- WORK ITEM: With pictures omitted, output the records below exactly as they appear.

◆ ◆ ◆ ◆ ◆ ◆ ◆

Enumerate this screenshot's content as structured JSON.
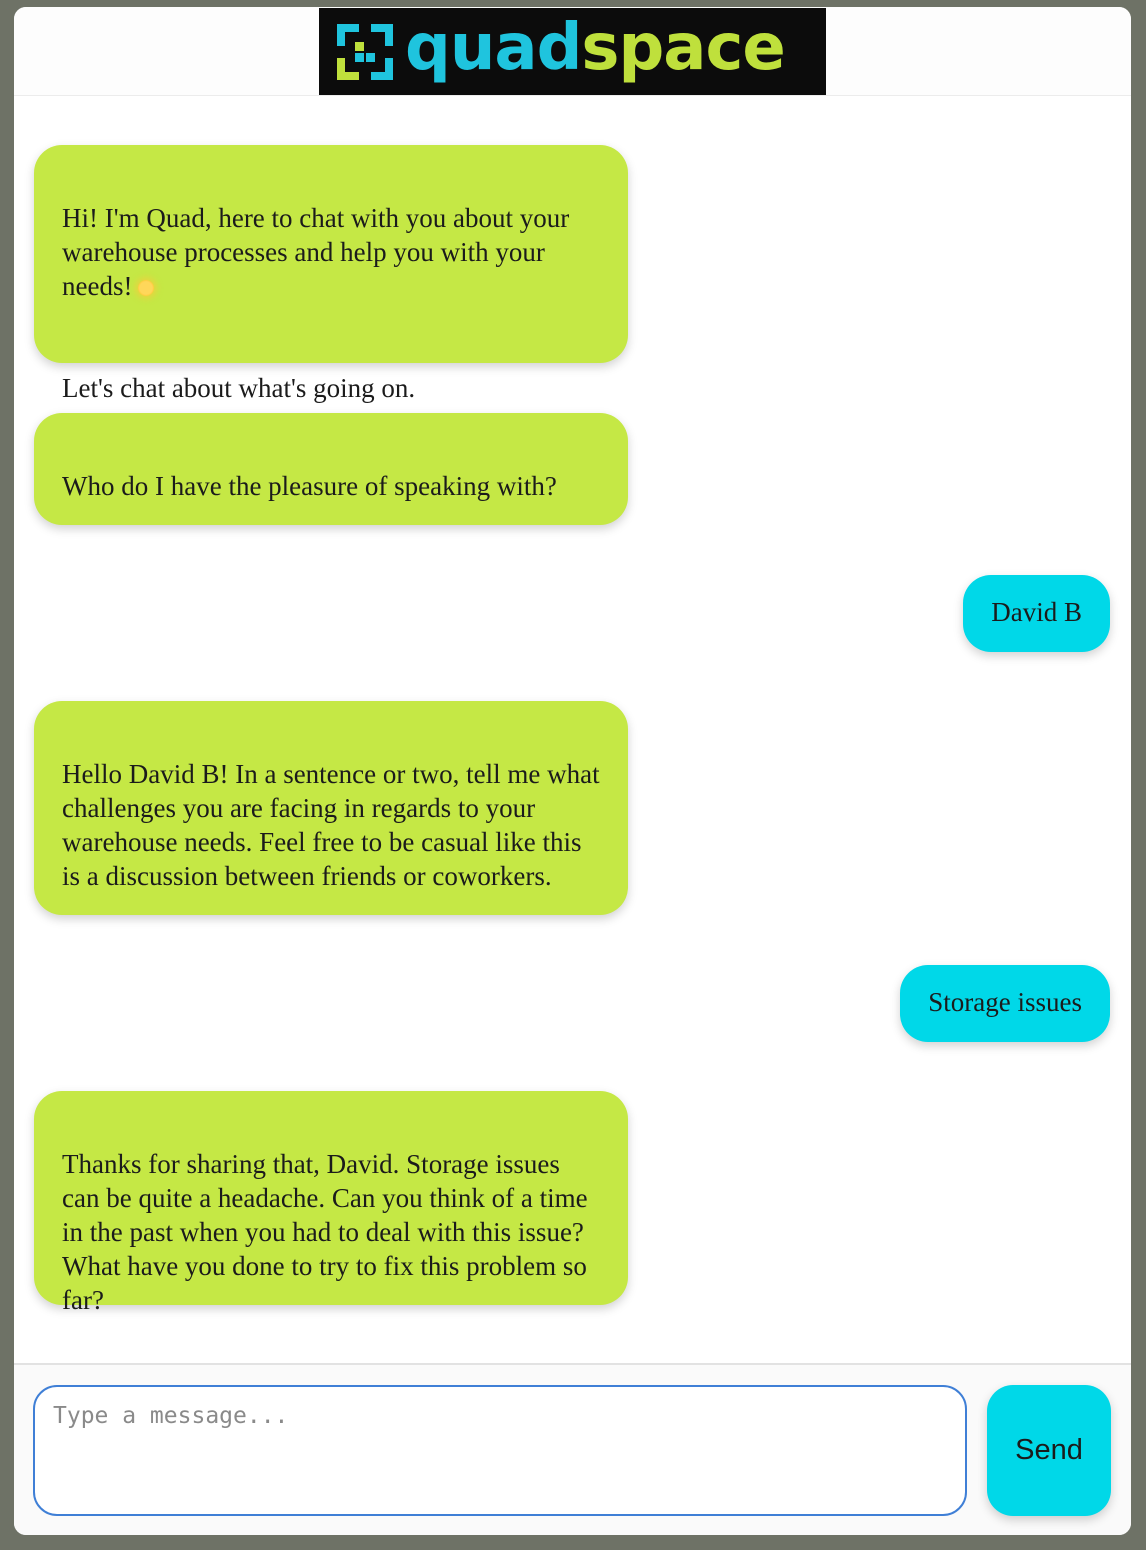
{
  "header": {
    "logo_text_quad": "quad",
    "logo_text_space": "space",
    "logo_icon": "quadspace-logo-mark",
    "colors": {
      "cyan": "#1fc4de",
      "lime": "#bfe03c",
      "background": "#0c0c0c"
    }
  },
  "messages": [
    {
      "sender": "bot",
      "text": "Hi! I'm Quad, here to chat with you about your warehouse processes and help you with your needs!",
      "emoji": "sun-icon",
      "text2": "Let's chat about what's going on."
    },
    {
      "sender": "bot",
      "text": "Who do I have the pleasure of speaking with?"
    },
    {
      "sender": "user",
      "text": "David B"
    },
    {
      "sender": "bot",
      "text": "Hello David B! In a sentence or two, tell me what challenges you are facing in regards to your warehouse needs. Feel free to be casual like this is a discussion between friends or coworkers."
    },
    {
      "sender": "user",
      "text": "Storage issues"
    },
    {
      "sender": "bot",
      "text": "Thanks for sharing that, David. Storage issues can be quite a headache. Can you think of a time in the past when you had to deal with this issue? What have you done to try to fix this problem so far?"
    }
  ],
  "composer": {
    "placeholder": "Type a message...",
    "value": "",
    "send_label": "Send"
  },
  "colors": {
    "bot_bubble": "#c5e845",
    "user_bubble": "#00d8e8",
    "input_border": "#3f7fd6"
  }
}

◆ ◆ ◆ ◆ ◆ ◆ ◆

- YOUR RESPONSE:
Enumerate this screenshot's content as structured JSON.
{
  "header": {
    "logo_text_quad": "quad",
    "logo_text_space": "space",
    "logo_icon": "quadspace-logo-mark",
    "colors": {
      "cyan": "#1fc4de",
      "lime": "#bfe03c",
      "background": "#0c0c0c"
    }
  },
  "messages": [
    {
      "sender": "bot",
      "text": "Hi! I'm Quad, here to chat with you about your warehouse processes and help you with your needs!",
      "emoji": "sun-icon",
      "text2": "Let's chat about what's going on."
    },
    {
      "sender": "bot",
      "text": "Who do I have the pleasure of speaking with?"
    },
    {
      "sender": "user",
      "text": "David B"
    },
    {
      "sender": "bot",
      "text": "Hello David B! In a sentence or two, tell me what challenges you are facing in regards to your warehouse needs. Feel free to be casual like this is a discussion between friends or coworkers."
    },
    {
      "sender": "user",
      "text": "Storage issues"
    },
    {
      "sender": "bot",
      "text": "Thanks for sharing that, David. Storage issues can be quite a headache. Can you think of a time in the past when you had to deal with this issue? What have you done to try to fix this problem so far?"
    }
  ],
  "composer": {
    "placeholder": "Type a message...",
    "value": "",
    "send_label": "Send"
  },
  "colors": {
    "bot_bubble": "#c5e845",
    "user_bubble": "#00d8e8",
    "input_border": "#3f7fd6"
  }
}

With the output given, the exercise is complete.